[Records provided — start]

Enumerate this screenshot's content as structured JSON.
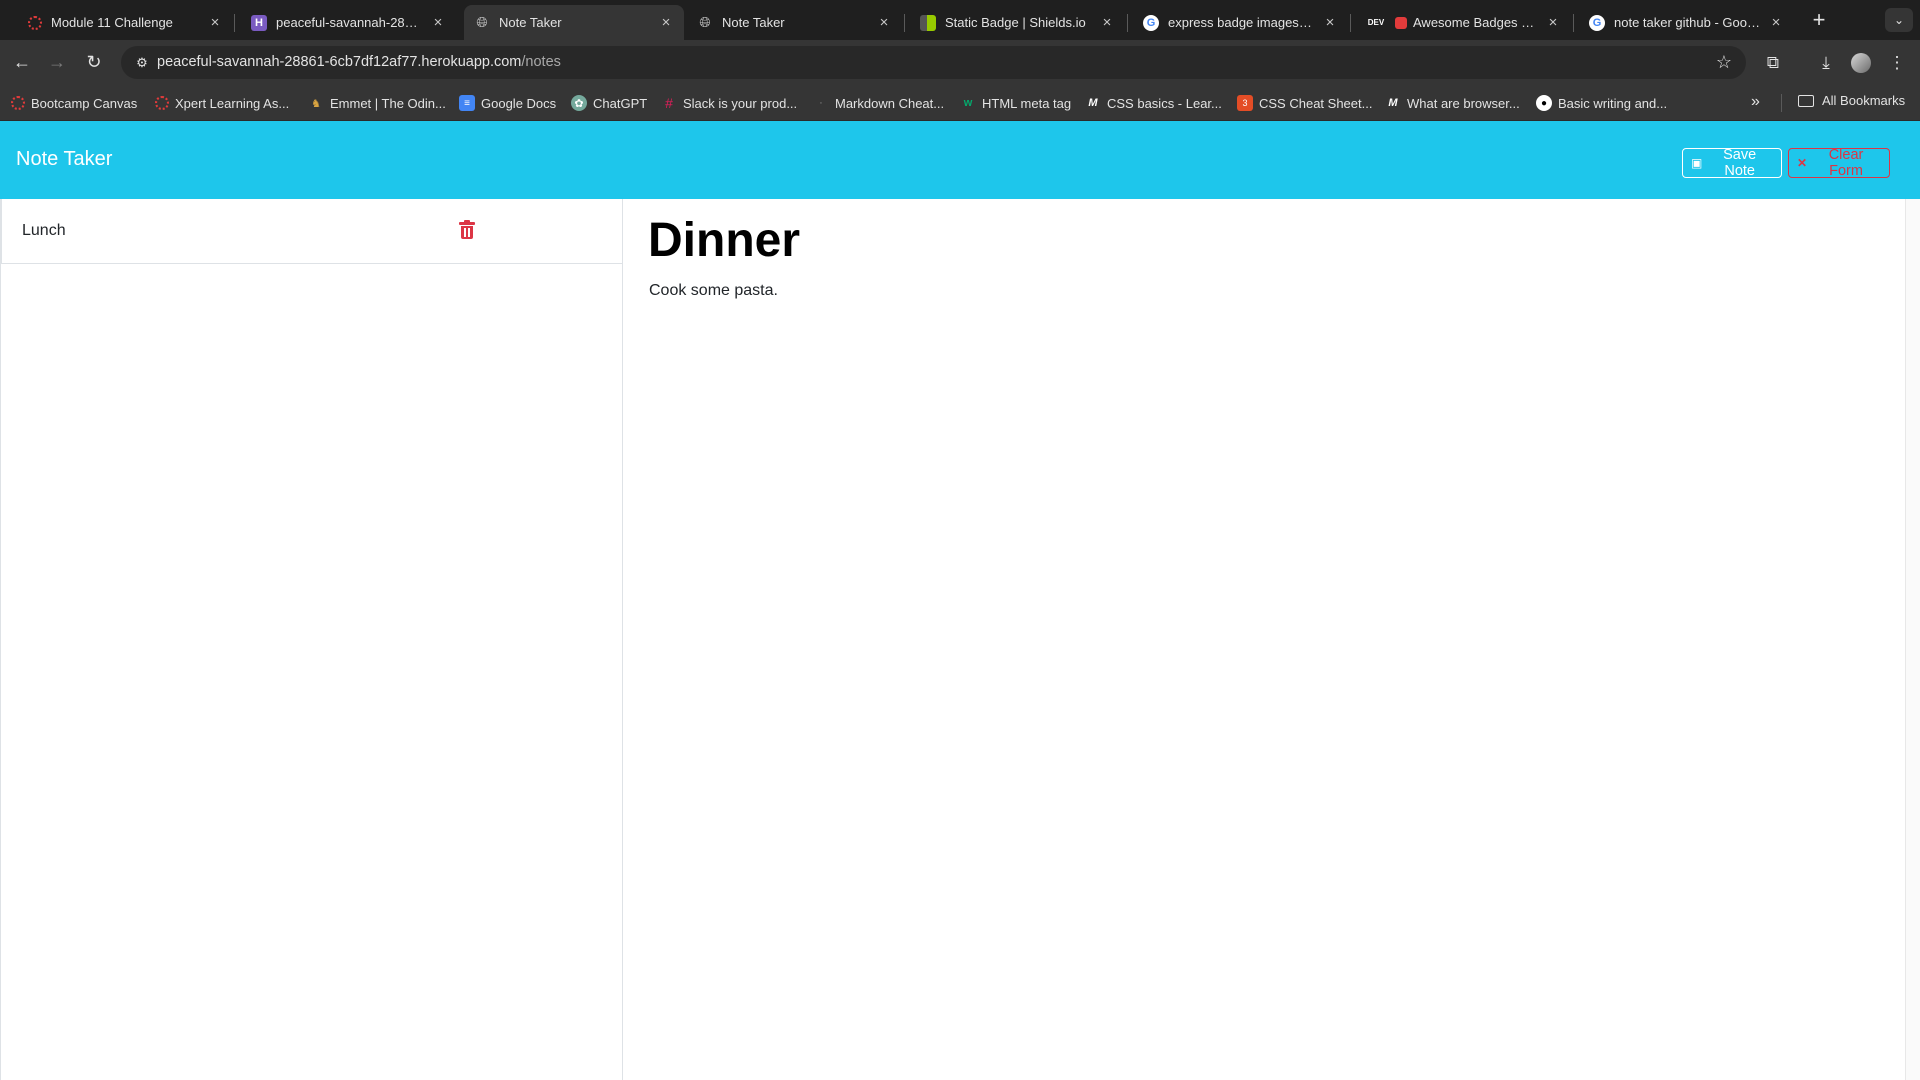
{
  "browser": {
    "tabs": [
      {
        "title": "Module 11 Challenge",
        "icon": "canvas-icon",
        "active": false
      },
      {
        "title": "peaceful-savannah-28861",
        "icon": "heroku-icon",
        "active": false
      },
      {
        "title": "Note Taker",
        "icon": "globe-icon",
        "active": true
      },
      {
        "title": "Note Taker",
        "icon": "globe-icon",
        "active": false
      },
      {
        "title": "Static Badge | Shields.io",
        "icon": "shields-icon",
        "active": false
      },
      {
        "title": "express badge imageshields",
        "icon": "google-icon",
        "active": false
      },
      {
        "title": "Awesome Badges - DEV",
        "icon": "dev-icon",
        "active": false
      },
      {
        "title": "note taker github - Google",
        "icon": "google-icon",
        "active": false
      }
    ],
    "address": {
      "host": "peaceful-savannah-28861-6cb7df12af77.herokuapp.com",
      "path": "/notes"
    },
    "bookmarks": [
      {
        "label": "Bootcamp Canvas",
        "icon": "canvas-icon"
      },
      {
        "label": "Xpert Learning As...",
        "icon": "canvas-icon"
      },
      {
        "label": "Emmet | The Odin...",
        "icon": "odin-icon"
      },
      {
        "label": "Google Docs",
        "icon": "docs-icon"
      },
      {
        "label": "ChatGPT",
        "icon": "chatgpt-icon"
      },
      {
        "label": "Slack is your prod...",
        "icon": "slack-icon"
      },
      {
        "label": "Markdown Cheat...",
        "icon": "markdown-icon"
      },
      {
        "label": "HTML meta tag",
        "icon": "w3-icon"
      },
      {
        "label": "CSS basics - Lear...",
        "icon": "mdn-icon"
      },
      {
        "label": "CSS Cheat Sheet...",
        "icon": "css-icon"
      },
      {
        "label": "What are browser...",
        "icon": "mdn-icon"
      },
      {
        "label": "Basic writing and...",
        "icon": "github-icon"
      }
    ],
    "all_bookmarks_label": "All Bookmarks"
  },
  "app": {
    "brand": "Note Taker",
    "save_label": "Save Note",
    "clear_label": "Clear Form",
    "notes": [
      {
        "title": "Lunch"
      }
    ],
    "active_note": {
      "title": "Dinner",
      "text": "Cook some pasta."
    }
  },
  "colors": {
    "navbar": "#1ec6eb",
    "danger": "#dc3545"
  }
}
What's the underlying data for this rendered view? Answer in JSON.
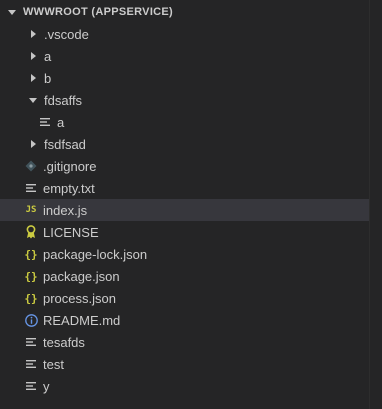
{
  "explorer": {
    "section_title": "WWWROOT (APPSERVICE)"
  },
  "colors": {
    "background": "#252526",
    "selected_row": "#37373d",
    "text": "#cccccc",
    "json_icon": "#cbcb41",
    "js_icon": "#cbcb41",
    "info_icon": "#6796e6",
    "license_icon": "#cbcb41",
    "gitignore_icon": "#41535b"
  },
  "tree": [
    {
      "label": ".vscode",
      "type": "folder",
      "state": "collapsed",
      "depth": 1,
      "icon": "chevron-right-icon"
    },
    {
      "label": "a",
      "type": "folder",
      "state": "collapsed",
      "depth": 1,
      "icon": "chevron-right-icon"
    },
    {
      "label": "b",
      "type": "folder",
      "state": "collapsed",
      "depth": 1,
      "icon": "chevron-right-icon"
    },
    {
      "label": "fdsaffs",
      "type": "folder",
      "state": "expanded",
      "depth": 1,
      "icon": "chevron-down-icon"
    },
    {
      "label": "a",
      "type": "file",
      "depth": 2,
      "icon": "lines-file-icon"
    },
    {
      "label": "fsdfsad",
      "type": "folder",
      "state": "collapsed",
      "depth": 1,
      "icon": "chevron-right-icon"
    },
    {
      "label": ".gitignore",
      "type": "file",
      "depth": 1,
      "icon": "gitignore-icon"
    },
    {
      "label": "empty.txt",
      "type": "file",
      "depth": 1,
      "icon": "lines-file-icon"
    },
    {
      "label": "index.js",
      "type": "file",
      "depth": 1,
      "icon": "js-file-icon",
      "selected": true,
      "icon_text": "JS"
    },
    {
      "label": "LICENSE",
      "type": "file",
      "depth": 1,
      "icon": "license-icon"
    },
    {
      "label": "package-lock.json",
      "type": "file",
      "depth": 1,
      "icon": "json-file-icon",
      "icon_text": "{}"
    },
    {
      "label": "package.json",
      "type": "file",
      "depth": 1,
      "icon": "json-file-icon",
      "icon_text": "{}"
    },
    {
      "label": "process.json",
      "type": "file",
      "depth": 1,
      "icon": "json-file-icon",
      "icon_text": "{}"
    },
    {
      "label": "README.md",
      "type": "file",
      "depth": 1,
      "icon": "info-icon"
    },
    {
      "label": "tesafds",
      "type": "file",
      "depth": 1,
      "icon": "lines-file-icon"
    },
    {
      "label": "test",
      "type": "file",
      "depth": 1,
      "icon": "lines-file-icon"
    },
    {
      "label": "y",
      "type": "file",
      "depth": 1,
      "icon": "lines-file-icon"
    }
  ]
}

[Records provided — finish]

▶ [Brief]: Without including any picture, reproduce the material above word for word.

▶ [Written response]:
Enumerate this screenshot's content as structured JSON.
{
  "browser": {
    "tabs": [
      {
        "title": "Module 11 Challenge",
        "icon": "canvas-icon",
        "active": false
      },
      {
        "title": "peaceful-savannah-28861",
        "icon": "heroku-icon",
        "active": false
      },
      {
        "title": "Note Taker",
        "icon": "globe-icon",
        "active": true
      },
      {
        "title": "Note Taker",
        "icon": "globe-icon",
        "active": false
      },
      {
        "title": "Static Badge | Shields.io",
        "icon": "shields-icon",
        "active": false
      },
      {
        "title": "express badge imageshields",
        "icon": "google-icon",
        "active": false
      },
      {
        "title": "Awesome Badges - DEV",
        "icon": "dev-icon",
        "active": false
      },
      {
        "title": "note taker github - Google",
        "icon": "google-icon",
        "active": false
      }
    ],
    "address": {
      "host": "peaceful-savannah-28861-6cb7df12af77.herokuapp.com",
      "path": "/notes"
    },
    "bookmarks": [
      {
        "label": "Bootcamp Canvas",
        "icon": "canvas-icon"
      },
      {
        "label": "Xpert Learning As...",
        "icon": "canvas-icon"
      },
      {
        "label": "Emmet | The Odin...",
        "icon": "odin-icon"
      },
      {
        "label": "Google Docs",
        "icon": "docs-icon"
      },
      {
        "label": "ChatGPT",
        "icon": "chatgpt-icon"
      },
      {
        "label": "Slack is your prod...",
        "icon": "slack-icon"
      },
      {
        "label": "Markdown Cheat...",
        "icon": "markdown-icon"
      },
      {
        "label": "HTML meta tag",
        "icon": "w3-icon"
      },
      {
        "label": "CSS basics - Lear...",
        "icon": "mdn-icon"
      },
      {
        "label": "CSS Cheat Sheet...",
        "icon": "css-icon"
      },
      {
        "label": "What are browser...",
        "icon": "mdn-icon"
      },
      {
        "label": "Basic writing and...",
        "icon": "github-icon"
      }
    ],
    "all_bookmarks_label": "All Bookmarks"
  },
  "app": {
    "brand": "Note Taker",
    "save_label": "Save Note",
    "clear_label": "Clear Form",
    "notes": [
      {
        "title": "Lunch"
      }
    ],
    "active_note": {
      "title": "Dinner",
      "text": "Cook some pasta."
    }
  },
  "colors": {
    "navbar": "#1ec6eb",
    "danger": "#dc3545"
  }
}
What's the underlying data for this rendered view? Answer in JSON.
{
  "explorer": {
    "section_title": "WWWROOT (APPSERVICE)"
  },
  "colors": {
    "background": "#252526",
    "selected_row": "#37373d",
    "text": "#cccccc",
    "json_icon": "#cbcb41",
    "js_icon": "#cbcb41",
    "info_icon": "#6796e6",
    "license_icon": "#cbcb41",
    "gitignore_icon": "#41535b"
  },
  "tree": [
    {
      "label": ".vscode",
      "type": "folder",
      "state": "collapsed",
      "depth": 1,
      "icon": "chevron-right-icon"
    },
    {
      "label": "a",
      "type": "folder",
      "state": "collapsed",
      "depth": 1,
      "icon": "chevron-right-icon"
    },
    {
      "label": "b",
      "type": "folder",
      "state": "collapsed",
      "depth": 1,
      "icon": "chevron-right-icon"
    },
    {
      "label": "fdsaffs",
      "type": "folder",
      "state": "expanded",
      "depth": 1,
      "icon": "chevron-down-icon"
    },
    {
      "label": "a",
      "type": "file",
      "depth": 2,
      "icon": "lines-file-icon"
    },
    {
      "label": "fsdfsad",
      "type": "folder",
      "state": "collapsed",
      "depth": 1,
      "icon": "chevron-right-icon"
    },
    {
      "label": ".gitignore",
      "type": "file",
      "depth": 1,
      "icon": "gitignore-icon"
    },
    {
      "label": "empty.txt",
      "type": "file",
      "depth": 1,
      "icon": "lines-file-icon"
    },
    {
      "label": "index.js",
      "type": "file",
      "depth": 1,
      "icon": "js-file-icon",
      "selected": true,
      "icon_text": "JS"
    },
    {
      "label": "LICENSE",
      "type": "file",
      "depth": 1,
      "icon": "license-icon"
    },
    {
      "label": "package-lock.json",
      "type": "file",
      "depth": 1,
      "icon": "json-file-icon",
      "icon_text": "{}"
    },
    {
      "label": "package.json",
      "type": "file",
      "depth": 1,
      "icon": "json-file-icon",
      "icon_text": "{}"
    },
    {
      "label": "process.json",
      "type": "file",
      "depth": 1,
      "icon": "json-file-icon",
      "icon_text": "{}"
    },
    {
      "label": "README.md",
      "type": "file",
      "depth": 1,
      "icon": "info-icon"
    },
    {
      "label": "tesafds",
      "type": "file",
      "depth": 1,
      "icon": "lines-file-icon"
    },
    {
      "label": "test",
      "type": "file",
      "depth": 1,
      "icon": "lines-file-icon"
    },
    {
      "label": "y",
      "type": "file",
      "depth": 1,
      "icon": "lines-file-icon"
    }
  ]
}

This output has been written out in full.